source: China Daily
China's shale gas exploration sector, which grew to nearly 600 wells and 9 billion cubic meters of production last year, is due to advance further thanks to new domestic drilling technology and cost cutting strategies, according to analysts.
According to Li Li, research director at energy consulting company ICIS China, the country is currently experiencing relatively high shale gas exploration costs due to its different geographical characteristics as compared to the United States.

Shale formations in China tend to be deeper and more tectonically fractured, which requires deeper wells that lead to higher costs and difficulties in maintaining the well while drilling. High population density also makes drilling and hydraulic fracturing harder, Li said.

"The good news for Chinese shale gas is that well costs have gone down considerably£≠40 percent for exploration wells compared to 2010 levels, and 25 percent for commercial wells compared to 2014," said Yang Tingyun, consultant from research firm Wood Mackenzie. "Chinese national oil companies are starting to get their shale game plan together".
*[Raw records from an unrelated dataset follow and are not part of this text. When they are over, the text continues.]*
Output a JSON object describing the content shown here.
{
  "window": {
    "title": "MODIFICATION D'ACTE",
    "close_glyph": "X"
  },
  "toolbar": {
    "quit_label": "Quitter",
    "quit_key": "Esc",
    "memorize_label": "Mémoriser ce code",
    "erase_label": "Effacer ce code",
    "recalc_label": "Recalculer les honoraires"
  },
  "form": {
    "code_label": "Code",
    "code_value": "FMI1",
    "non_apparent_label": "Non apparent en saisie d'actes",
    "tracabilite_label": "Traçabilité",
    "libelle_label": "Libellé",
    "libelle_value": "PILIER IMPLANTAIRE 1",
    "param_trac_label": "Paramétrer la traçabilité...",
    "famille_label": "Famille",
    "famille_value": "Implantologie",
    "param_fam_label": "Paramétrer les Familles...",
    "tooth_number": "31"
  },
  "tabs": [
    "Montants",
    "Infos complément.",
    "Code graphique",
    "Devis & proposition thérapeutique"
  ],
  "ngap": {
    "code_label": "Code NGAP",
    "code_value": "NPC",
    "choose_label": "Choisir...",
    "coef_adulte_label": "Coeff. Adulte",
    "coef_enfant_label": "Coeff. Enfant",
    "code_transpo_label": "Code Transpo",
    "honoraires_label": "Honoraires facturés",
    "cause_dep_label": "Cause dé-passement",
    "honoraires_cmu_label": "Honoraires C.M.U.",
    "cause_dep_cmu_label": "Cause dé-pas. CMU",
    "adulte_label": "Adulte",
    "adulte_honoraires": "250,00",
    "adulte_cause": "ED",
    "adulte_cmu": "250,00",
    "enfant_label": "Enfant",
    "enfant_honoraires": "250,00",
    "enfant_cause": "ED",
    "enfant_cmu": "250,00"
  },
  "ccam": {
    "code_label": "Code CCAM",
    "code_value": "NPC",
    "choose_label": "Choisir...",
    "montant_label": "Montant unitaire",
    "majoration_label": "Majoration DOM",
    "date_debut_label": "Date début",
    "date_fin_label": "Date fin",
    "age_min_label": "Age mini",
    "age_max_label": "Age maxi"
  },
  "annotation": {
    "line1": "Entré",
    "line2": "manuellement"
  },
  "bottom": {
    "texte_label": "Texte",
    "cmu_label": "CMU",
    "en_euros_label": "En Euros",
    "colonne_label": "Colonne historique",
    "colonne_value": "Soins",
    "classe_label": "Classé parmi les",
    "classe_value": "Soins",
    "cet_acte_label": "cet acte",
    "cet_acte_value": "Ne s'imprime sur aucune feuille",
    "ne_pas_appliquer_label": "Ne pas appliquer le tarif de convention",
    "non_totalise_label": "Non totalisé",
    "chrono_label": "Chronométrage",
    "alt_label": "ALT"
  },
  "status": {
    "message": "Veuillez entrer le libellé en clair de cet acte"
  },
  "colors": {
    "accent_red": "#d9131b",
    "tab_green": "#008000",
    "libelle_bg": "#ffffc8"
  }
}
She said while a Chinese shale gas boom like that of the US is not expected in the short term, there is no doubt that China's oil companies will continue to innovate.

Despite the relatively high well costs, Wood Mackenzie said China's domestic technologies, as well as its drilling and completion techniques have helped to save drilling time and reduce costs.

Chinese national oil companies have overcome geographical and technological challenges by developing their own understanding of the unique geology, relying on their own service arms to gain more experience and advance their completion techniques and technology, the research company said.

China Petroleum and Chemical Corp, also known as Sinopec, has developed the Fuling shale gas field in the southwest municipality of Chongqing. By end-May, it had produced more than 17 billion cubic meters of shale gas, with total sales of 16.5 billion cubic meters. The field's gas sales reached nearly 5.8 billion cubic meters last year, an increase of 20 percent year-on-year, while annual production capacity reached 10 billion cubic meters, according to Sinopec.

In addition to the Fuling project, another two shale gas projects also sit in the mountainous terrain of Southwest China's Sichuan Basin£≠PetroChina's Changning-Weiyuan and Zhaotong projects. A Wood Mackenzie report estimated that around 700 new wells will come onstream between 2018 and 2020 from the three projects in total, with a combined capital investment of $5.5 billion.